What the task asks — If a line in the entries contains the word "Tristimulus", list it.

Exercise material —
════════
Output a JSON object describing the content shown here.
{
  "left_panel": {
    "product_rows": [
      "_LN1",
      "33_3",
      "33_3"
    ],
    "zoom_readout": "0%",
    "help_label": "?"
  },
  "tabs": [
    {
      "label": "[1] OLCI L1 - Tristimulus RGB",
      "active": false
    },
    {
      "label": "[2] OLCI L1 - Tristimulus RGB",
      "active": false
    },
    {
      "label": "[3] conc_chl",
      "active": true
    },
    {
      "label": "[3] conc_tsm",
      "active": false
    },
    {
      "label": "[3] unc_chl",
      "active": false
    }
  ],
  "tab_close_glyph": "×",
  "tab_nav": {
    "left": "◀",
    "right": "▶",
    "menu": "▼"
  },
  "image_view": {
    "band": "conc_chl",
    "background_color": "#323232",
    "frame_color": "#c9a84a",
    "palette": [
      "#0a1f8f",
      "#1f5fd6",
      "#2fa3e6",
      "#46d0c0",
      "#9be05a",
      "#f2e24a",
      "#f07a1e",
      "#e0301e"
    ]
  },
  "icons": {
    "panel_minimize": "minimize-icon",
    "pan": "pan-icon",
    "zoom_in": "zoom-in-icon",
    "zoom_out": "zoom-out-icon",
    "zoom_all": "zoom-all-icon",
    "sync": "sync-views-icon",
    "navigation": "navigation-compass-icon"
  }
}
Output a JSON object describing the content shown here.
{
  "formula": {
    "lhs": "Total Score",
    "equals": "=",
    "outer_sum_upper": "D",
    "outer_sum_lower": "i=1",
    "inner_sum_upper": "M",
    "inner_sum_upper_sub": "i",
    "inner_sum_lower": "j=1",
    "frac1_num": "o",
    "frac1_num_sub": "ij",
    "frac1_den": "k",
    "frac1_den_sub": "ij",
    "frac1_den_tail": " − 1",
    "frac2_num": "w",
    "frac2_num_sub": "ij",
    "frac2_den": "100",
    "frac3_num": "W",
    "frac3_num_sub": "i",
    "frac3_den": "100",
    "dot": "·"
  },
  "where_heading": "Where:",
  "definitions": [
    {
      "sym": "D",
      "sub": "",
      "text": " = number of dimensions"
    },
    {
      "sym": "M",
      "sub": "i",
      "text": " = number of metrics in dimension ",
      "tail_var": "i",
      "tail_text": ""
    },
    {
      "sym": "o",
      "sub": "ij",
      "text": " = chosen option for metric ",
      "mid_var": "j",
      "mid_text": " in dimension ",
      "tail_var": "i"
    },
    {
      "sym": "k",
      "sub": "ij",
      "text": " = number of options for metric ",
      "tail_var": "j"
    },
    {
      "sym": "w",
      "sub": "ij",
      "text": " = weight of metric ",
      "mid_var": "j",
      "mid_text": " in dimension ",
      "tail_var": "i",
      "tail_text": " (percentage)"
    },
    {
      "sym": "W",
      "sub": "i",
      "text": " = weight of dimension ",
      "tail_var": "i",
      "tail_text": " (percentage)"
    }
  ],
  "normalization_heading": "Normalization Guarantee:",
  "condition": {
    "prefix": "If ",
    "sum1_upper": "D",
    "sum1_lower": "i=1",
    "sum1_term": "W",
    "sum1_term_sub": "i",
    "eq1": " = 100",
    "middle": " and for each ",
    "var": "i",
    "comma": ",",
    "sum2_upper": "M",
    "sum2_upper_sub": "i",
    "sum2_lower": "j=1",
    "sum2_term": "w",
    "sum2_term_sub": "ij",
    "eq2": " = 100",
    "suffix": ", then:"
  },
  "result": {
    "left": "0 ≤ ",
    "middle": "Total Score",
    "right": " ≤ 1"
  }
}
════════
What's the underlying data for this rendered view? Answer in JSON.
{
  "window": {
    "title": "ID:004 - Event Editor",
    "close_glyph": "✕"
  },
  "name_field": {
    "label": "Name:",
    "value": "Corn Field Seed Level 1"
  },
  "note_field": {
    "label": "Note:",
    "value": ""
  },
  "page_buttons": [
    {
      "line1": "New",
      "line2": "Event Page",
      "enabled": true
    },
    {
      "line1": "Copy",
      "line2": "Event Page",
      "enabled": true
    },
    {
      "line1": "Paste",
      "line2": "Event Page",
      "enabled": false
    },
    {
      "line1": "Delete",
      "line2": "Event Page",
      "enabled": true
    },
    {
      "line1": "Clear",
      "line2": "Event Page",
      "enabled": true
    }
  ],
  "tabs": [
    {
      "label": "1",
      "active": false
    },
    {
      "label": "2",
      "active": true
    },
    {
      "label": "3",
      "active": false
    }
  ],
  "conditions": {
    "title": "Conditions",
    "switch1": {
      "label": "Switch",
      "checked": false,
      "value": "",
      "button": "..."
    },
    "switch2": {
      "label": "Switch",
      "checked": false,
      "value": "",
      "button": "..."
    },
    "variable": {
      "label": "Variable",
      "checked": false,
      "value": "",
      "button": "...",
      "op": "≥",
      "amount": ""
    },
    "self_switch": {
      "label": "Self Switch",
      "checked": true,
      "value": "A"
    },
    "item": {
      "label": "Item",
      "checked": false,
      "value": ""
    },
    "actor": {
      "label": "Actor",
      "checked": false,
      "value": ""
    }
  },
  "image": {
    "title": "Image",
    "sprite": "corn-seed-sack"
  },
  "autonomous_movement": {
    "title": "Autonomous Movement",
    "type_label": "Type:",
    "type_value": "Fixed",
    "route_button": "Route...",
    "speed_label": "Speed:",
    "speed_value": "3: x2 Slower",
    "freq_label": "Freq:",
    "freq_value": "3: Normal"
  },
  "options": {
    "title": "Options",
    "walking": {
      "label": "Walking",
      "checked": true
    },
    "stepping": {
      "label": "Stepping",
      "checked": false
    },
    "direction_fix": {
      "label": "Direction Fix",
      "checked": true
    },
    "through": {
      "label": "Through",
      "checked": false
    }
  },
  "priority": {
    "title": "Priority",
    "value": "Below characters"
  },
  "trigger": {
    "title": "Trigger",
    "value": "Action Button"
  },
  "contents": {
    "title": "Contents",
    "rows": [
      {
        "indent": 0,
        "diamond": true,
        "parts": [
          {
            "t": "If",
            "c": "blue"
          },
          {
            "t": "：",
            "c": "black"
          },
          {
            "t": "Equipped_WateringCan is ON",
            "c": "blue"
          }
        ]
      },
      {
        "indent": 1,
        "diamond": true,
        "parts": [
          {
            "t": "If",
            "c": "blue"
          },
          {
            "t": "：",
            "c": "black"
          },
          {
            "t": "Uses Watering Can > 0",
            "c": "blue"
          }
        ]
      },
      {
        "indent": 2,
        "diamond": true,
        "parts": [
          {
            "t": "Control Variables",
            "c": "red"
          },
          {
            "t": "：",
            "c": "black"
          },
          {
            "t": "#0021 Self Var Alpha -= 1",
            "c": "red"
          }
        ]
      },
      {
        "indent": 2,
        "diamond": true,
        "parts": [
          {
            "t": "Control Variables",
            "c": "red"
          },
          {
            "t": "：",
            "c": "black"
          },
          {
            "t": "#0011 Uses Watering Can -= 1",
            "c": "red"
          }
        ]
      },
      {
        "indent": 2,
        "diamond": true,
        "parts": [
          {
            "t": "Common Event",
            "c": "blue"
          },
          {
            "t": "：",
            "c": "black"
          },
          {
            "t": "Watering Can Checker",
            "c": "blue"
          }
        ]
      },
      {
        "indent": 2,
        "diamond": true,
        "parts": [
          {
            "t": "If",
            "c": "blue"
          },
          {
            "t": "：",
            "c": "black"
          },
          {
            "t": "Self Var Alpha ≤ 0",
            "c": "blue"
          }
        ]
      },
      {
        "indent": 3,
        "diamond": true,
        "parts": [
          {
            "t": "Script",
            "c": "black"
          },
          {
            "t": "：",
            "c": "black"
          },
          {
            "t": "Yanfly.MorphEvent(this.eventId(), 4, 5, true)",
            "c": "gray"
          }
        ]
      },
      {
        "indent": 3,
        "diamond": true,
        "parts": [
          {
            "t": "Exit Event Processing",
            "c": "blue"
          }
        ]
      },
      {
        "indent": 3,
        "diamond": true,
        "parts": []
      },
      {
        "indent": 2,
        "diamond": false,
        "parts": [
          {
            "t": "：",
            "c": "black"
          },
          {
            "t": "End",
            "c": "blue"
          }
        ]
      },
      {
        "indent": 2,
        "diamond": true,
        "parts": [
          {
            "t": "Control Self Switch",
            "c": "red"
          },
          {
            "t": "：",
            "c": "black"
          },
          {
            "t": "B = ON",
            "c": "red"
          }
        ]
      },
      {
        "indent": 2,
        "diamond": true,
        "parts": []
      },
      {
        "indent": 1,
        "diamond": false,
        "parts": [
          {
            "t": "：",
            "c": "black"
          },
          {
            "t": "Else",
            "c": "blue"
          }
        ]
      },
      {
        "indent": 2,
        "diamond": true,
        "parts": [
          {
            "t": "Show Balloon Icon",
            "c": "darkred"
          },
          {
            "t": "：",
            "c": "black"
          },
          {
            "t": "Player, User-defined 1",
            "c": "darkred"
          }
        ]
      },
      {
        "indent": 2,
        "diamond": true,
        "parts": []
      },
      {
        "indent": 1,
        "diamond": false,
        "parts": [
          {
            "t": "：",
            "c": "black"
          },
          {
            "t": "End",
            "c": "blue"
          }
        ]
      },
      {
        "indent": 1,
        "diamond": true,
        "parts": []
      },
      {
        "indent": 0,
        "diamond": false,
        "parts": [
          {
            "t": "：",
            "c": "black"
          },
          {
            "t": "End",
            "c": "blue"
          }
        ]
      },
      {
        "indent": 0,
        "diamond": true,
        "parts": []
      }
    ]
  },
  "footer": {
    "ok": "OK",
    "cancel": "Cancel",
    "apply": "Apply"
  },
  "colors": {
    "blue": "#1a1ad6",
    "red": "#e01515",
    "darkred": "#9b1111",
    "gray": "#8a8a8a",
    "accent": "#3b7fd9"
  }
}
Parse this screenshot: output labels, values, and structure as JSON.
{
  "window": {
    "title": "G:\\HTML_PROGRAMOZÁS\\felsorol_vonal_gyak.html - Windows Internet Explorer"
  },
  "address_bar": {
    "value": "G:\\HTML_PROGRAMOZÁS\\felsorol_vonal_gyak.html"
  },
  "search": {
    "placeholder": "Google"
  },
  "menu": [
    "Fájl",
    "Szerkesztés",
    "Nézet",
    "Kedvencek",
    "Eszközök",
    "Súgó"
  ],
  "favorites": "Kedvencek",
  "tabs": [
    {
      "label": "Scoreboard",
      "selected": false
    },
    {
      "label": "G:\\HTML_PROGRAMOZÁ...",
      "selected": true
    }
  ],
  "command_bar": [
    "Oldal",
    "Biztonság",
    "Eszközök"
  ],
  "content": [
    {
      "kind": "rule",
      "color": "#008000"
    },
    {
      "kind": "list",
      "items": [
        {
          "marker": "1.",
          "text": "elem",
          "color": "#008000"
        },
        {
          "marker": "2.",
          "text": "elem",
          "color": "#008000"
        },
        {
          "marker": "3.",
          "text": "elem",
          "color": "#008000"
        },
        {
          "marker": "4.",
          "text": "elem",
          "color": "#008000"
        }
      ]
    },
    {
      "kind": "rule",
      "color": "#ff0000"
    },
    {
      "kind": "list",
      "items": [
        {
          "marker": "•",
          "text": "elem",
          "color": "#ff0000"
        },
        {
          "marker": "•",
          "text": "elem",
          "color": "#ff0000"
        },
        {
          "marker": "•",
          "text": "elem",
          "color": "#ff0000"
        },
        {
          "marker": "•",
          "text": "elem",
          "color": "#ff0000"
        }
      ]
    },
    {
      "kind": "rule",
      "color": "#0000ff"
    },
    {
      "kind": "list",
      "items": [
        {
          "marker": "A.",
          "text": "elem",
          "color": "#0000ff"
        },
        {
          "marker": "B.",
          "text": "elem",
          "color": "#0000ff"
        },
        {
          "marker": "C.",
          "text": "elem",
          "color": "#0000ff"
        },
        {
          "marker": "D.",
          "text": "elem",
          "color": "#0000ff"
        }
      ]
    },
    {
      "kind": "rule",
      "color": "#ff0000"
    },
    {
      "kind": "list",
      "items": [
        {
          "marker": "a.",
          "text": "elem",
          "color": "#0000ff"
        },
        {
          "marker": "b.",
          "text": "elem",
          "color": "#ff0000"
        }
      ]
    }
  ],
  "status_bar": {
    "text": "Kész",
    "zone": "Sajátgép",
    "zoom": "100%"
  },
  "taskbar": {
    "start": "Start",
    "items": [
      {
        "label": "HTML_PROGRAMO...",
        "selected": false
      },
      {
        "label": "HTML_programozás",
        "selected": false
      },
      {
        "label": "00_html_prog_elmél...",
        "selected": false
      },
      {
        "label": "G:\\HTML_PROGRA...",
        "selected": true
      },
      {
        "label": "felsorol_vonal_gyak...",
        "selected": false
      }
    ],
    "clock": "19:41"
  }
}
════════
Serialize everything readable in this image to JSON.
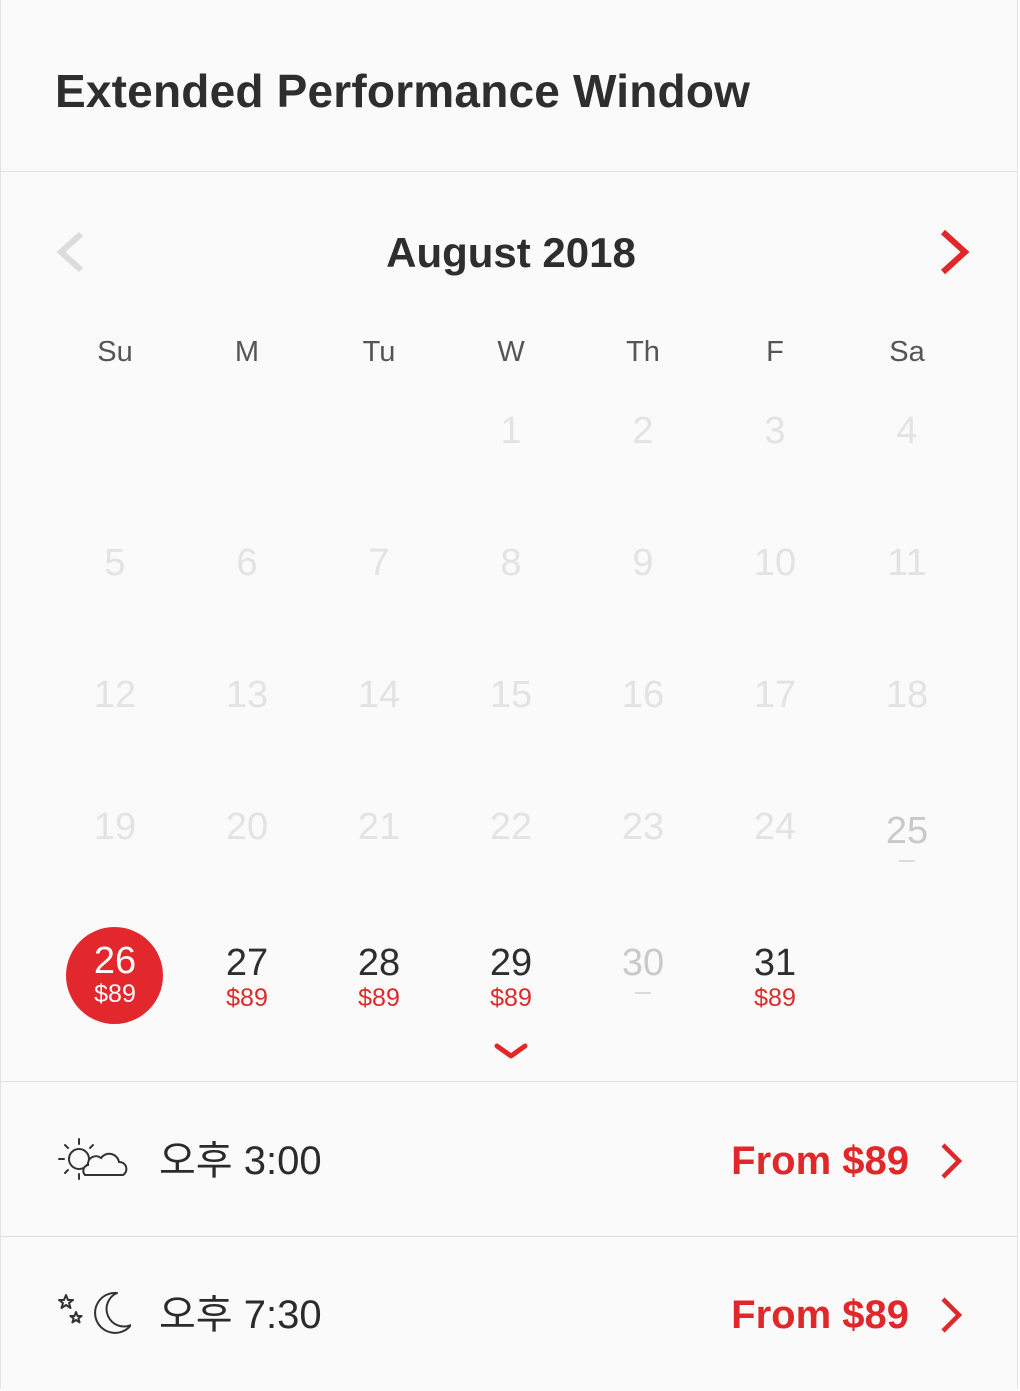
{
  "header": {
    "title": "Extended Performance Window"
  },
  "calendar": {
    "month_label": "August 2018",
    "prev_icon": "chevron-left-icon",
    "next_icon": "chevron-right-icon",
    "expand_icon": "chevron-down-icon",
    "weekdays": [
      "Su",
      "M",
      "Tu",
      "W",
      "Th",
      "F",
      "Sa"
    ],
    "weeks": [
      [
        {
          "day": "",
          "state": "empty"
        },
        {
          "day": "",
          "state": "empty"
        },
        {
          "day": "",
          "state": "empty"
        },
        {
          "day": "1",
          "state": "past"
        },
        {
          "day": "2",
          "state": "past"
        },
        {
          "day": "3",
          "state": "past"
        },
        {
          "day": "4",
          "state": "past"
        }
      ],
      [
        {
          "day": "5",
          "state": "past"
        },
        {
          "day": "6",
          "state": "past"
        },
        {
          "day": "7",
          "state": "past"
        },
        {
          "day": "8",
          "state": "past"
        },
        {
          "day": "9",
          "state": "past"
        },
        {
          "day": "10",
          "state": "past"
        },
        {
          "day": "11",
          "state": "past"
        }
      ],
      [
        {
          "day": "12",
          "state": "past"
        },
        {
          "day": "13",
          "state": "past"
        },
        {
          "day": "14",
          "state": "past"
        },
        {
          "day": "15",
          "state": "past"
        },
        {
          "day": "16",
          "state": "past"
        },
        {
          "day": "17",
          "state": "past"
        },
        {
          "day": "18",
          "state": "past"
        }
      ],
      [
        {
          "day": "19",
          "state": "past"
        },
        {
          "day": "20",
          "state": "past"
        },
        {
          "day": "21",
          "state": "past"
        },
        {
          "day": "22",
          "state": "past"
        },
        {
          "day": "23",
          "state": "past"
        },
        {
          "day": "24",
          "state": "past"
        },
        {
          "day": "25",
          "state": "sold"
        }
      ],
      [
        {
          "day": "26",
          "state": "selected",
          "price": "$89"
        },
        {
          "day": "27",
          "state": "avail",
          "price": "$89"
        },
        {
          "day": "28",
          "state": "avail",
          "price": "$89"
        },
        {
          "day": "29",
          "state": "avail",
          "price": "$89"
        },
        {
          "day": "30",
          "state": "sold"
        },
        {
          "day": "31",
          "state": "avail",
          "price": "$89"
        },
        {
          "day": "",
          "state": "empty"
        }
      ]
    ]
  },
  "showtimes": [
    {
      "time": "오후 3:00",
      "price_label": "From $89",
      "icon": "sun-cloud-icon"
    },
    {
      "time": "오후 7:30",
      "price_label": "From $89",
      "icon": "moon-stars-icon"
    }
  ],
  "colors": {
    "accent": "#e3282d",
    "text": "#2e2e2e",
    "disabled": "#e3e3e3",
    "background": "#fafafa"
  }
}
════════
Answer box —
      "label": "[1] OLCI L1 - Tristimulus RGB",
      "label": "[2] OLCI L1 - Tristimulus RGB",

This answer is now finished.